BEGIN DATA UNDER STUDY

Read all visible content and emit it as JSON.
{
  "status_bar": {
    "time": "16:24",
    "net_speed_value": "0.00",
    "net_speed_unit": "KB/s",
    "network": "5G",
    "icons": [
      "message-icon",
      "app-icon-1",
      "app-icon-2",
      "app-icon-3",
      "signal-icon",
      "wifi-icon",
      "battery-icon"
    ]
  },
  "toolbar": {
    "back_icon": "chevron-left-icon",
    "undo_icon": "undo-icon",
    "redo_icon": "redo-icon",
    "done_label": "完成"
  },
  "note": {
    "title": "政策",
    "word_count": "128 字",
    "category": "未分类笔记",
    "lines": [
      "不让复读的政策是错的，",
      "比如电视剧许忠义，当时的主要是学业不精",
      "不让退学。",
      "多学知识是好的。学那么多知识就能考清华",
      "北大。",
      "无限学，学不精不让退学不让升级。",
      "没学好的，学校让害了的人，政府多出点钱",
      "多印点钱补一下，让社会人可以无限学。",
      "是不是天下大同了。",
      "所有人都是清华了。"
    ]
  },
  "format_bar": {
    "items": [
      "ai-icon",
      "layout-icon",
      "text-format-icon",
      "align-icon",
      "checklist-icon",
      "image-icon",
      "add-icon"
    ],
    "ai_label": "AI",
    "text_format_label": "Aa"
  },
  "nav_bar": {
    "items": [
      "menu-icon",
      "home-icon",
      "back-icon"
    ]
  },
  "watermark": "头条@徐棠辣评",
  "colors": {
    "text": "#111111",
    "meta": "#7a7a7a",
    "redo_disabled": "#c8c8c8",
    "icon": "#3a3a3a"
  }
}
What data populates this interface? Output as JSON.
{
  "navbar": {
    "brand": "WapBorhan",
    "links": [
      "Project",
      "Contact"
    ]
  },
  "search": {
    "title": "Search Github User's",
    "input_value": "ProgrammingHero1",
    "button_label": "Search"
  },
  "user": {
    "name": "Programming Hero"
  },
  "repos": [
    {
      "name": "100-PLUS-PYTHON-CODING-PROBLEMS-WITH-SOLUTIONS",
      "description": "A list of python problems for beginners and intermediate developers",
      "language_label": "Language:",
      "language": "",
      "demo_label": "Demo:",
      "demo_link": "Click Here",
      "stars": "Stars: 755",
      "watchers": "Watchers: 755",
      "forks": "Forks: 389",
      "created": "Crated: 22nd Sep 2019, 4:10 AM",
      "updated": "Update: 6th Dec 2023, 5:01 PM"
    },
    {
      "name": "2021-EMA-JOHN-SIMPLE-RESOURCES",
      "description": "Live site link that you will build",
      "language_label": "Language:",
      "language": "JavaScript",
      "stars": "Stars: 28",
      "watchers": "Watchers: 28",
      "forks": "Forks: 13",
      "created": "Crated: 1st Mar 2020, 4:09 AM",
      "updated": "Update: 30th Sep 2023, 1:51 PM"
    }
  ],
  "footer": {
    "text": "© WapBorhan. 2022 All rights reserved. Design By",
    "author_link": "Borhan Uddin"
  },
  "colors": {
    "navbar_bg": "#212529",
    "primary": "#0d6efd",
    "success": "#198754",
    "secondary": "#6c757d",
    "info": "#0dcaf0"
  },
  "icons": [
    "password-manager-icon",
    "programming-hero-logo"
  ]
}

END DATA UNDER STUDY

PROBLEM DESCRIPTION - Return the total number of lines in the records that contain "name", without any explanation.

REPLY - 3